▶ [WHAT TO DO]: Each line with the word "Untitled" must appear in the answer, copied from the records.

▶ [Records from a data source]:
========================

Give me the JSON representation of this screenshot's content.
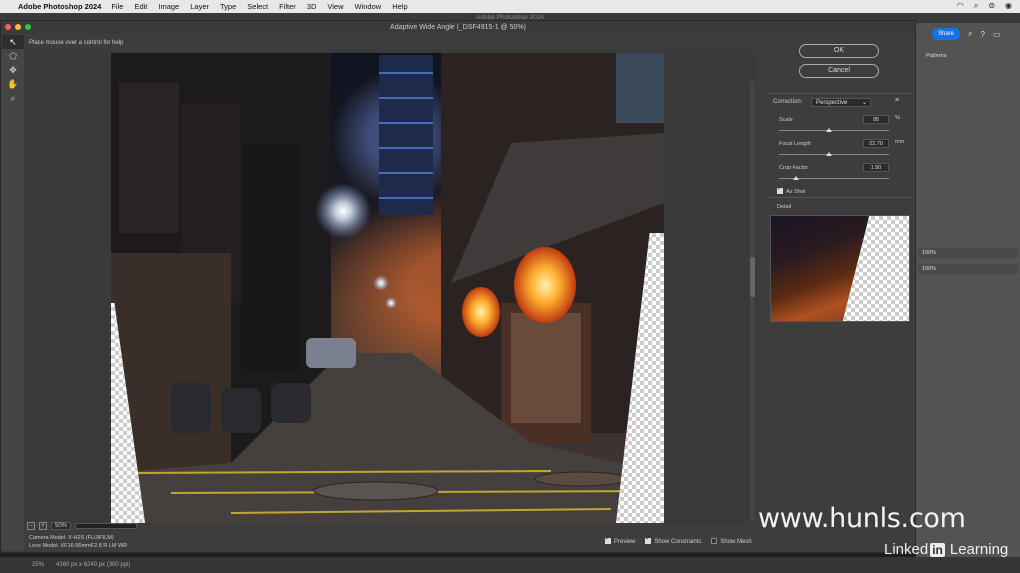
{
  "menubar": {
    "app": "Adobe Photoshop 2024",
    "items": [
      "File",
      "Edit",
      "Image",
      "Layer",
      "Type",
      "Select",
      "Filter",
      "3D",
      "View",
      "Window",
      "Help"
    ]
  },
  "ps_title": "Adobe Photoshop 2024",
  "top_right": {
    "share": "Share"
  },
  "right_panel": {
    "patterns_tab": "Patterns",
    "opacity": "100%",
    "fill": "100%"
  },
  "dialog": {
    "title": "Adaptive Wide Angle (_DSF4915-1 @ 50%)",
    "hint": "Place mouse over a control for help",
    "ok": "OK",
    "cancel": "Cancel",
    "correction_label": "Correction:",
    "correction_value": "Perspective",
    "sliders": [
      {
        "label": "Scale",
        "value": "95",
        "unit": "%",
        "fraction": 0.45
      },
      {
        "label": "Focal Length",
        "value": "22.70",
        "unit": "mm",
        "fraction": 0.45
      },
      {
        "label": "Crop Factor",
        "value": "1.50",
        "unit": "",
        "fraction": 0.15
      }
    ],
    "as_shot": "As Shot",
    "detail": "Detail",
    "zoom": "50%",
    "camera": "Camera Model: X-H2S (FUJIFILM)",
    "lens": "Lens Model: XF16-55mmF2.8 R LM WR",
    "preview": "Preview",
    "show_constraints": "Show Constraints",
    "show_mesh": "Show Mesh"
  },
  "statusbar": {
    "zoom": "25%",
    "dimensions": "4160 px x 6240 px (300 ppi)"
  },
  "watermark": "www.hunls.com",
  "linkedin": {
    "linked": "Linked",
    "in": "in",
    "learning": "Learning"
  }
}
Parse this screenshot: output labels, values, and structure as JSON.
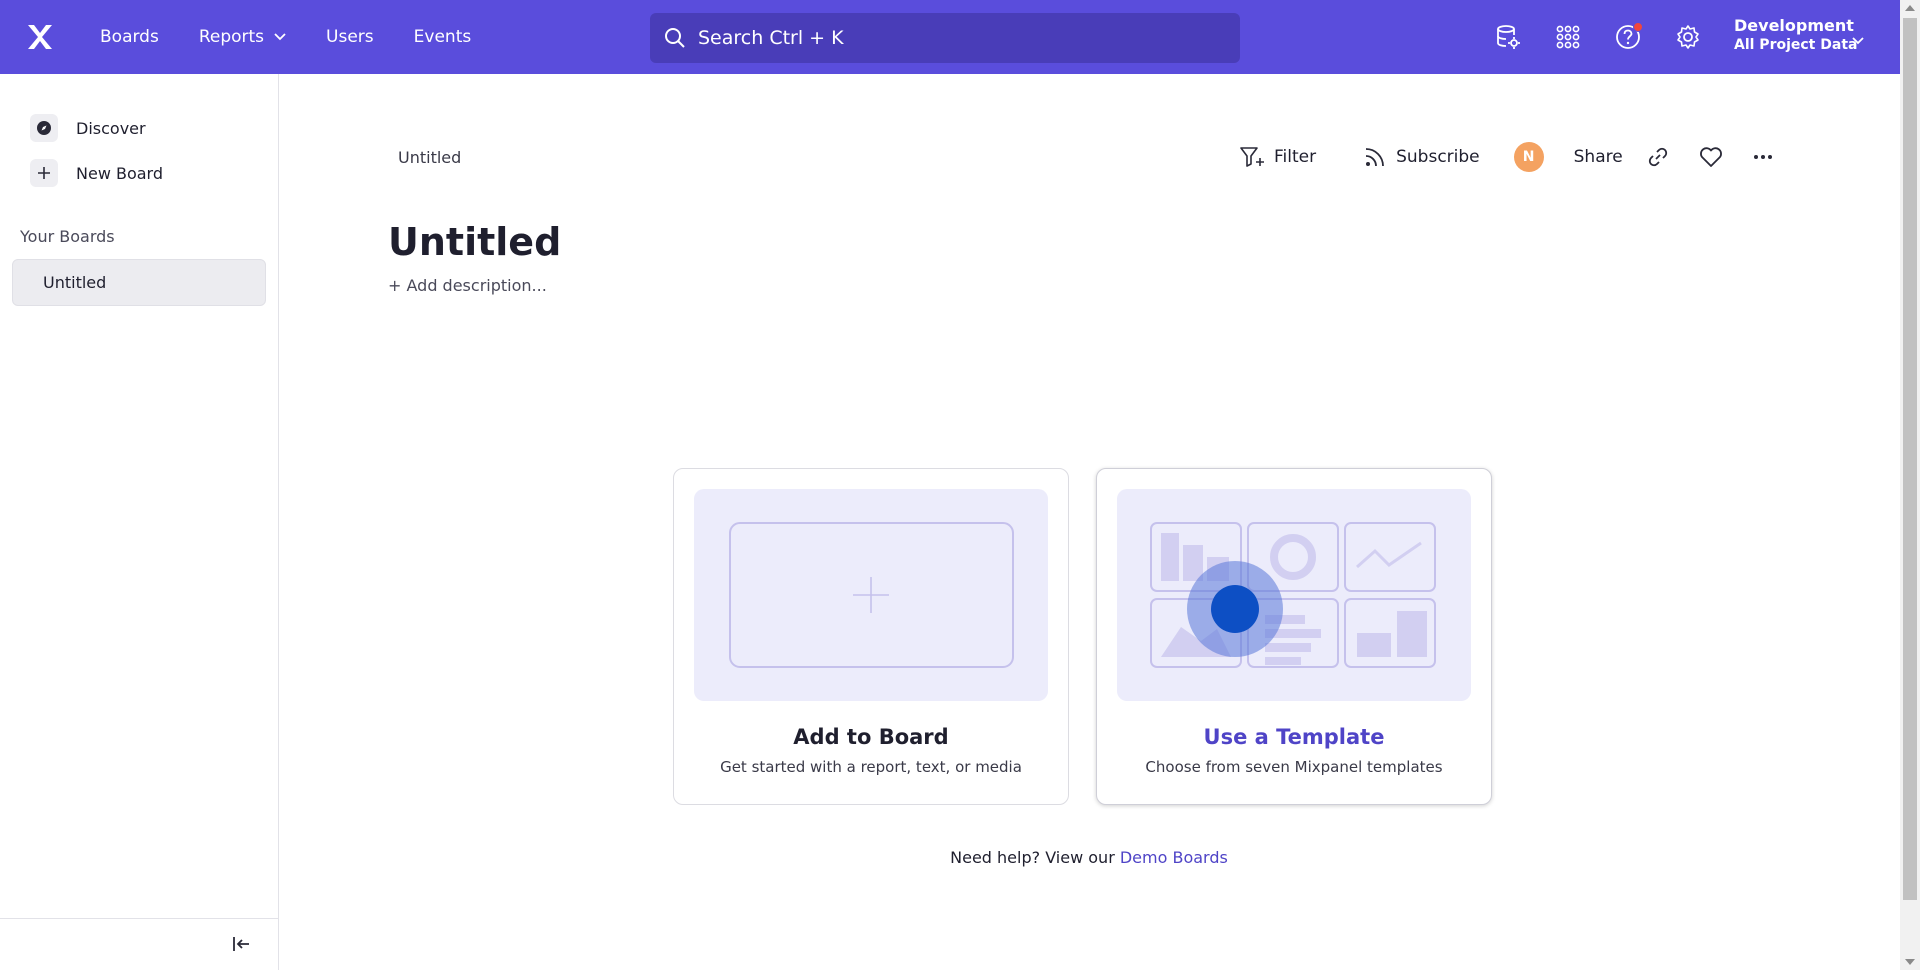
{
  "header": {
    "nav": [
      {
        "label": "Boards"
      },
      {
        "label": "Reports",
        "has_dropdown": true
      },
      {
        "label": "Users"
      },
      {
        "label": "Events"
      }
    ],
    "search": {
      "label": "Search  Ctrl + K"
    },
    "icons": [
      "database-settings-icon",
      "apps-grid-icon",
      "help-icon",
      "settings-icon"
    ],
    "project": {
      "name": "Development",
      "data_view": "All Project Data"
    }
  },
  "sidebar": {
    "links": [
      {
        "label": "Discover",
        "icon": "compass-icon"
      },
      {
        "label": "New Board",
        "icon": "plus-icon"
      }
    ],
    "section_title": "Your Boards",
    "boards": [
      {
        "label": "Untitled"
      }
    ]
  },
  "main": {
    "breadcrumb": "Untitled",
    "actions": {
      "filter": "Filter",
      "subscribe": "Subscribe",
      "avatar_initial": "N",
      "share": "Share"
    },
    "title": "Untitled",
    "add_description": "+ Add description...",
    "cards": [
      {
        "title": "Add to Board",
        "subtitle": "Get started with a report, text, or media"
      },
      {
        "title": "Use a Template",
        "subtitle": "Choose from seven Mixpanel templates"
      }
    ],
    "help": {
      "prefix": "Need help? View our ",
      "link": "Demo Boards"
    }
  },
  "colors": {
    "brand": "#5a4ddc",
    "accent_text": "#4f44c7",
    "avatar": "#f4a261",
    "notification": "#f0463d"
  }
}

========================

▶ [TASK OUTPUT]:
        "label": "Untitled"
    "breadcrumb": "Untitled",
    "title": "Untitled",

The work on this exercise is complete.